| Exercise aim |
Find the word "Write" in the data, then copy each line where it is found.

Dataset entries
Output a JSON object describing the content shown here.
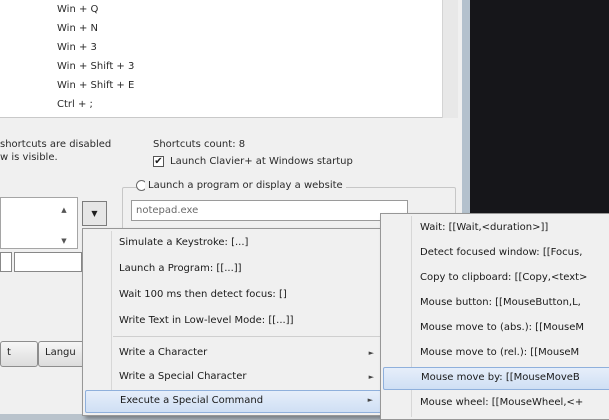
{
  "shortcuts_list": [
    "Win + Q",
    "Win + N",
    "Win + 3",
    "Win + Shift + 3",
    "Win + Shift + E",
    "Ctrl + ;"
  ],
  "status": {
    "disabled_line1": "shortcuts are disabled",
    "disabled_line2": "w is visible.",
    "count_label": "Shortcuts count:  8",
    "startup_checkbox_label": "Launch Clavier+ at Windows startup",
    "startup_checked": true,
    "checkmark": "✔"
  },
  "action": {
    "launch_radio_label": "Launch a program or display a website",
    "path_value": "notepad.exe",
    "spin_up_icon": "▲",
    "spin_down_icon": "▼",
    "dropdown_icon": "▼"
  },
  "buttons": {
    "partial_1": "t",
    "language_partial": "Langu"
  },
  "context_menu": {
    "items": [
      "Simulate a Keystroke: [...]",
      "Launch a Program: [[...]]",
      "Wait 100 ms then detect focus: []",
      "Write Text in Low-level Mode: [[...]]",
      "Write a Character",
      "Write a Special Character",
      "Execute a Special Command"
    ],
    "arrow_icon": "►"
  },
  "submenu": {
    "items": [
      "Wait: [[Wait,<duration>]]",
      "Detect focused window: [[Focus,",
      "Copy to clipboard: [[Copy,<text>",
      "Mouse button: [[MouseButton,L,",
      "Mouse move to (abs.): [[MouseM",
      "Mouse move to (rel.): [[MouseM",
      "Mouse move by: [[MouseMoveB",
      "Mouse wheel: [[MouseWheel,<+"
    ]
  },
  "colors": {
    "highlight": "#cfdff4",
    "menu_bg": "#f0f0f0",
    "dark_bg": "#16161a"
  }
}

| Answer for this exercise |
      "Write Text in Low-level Mode: [[...]]",
      "Write a Character",
      "Write a Special Character",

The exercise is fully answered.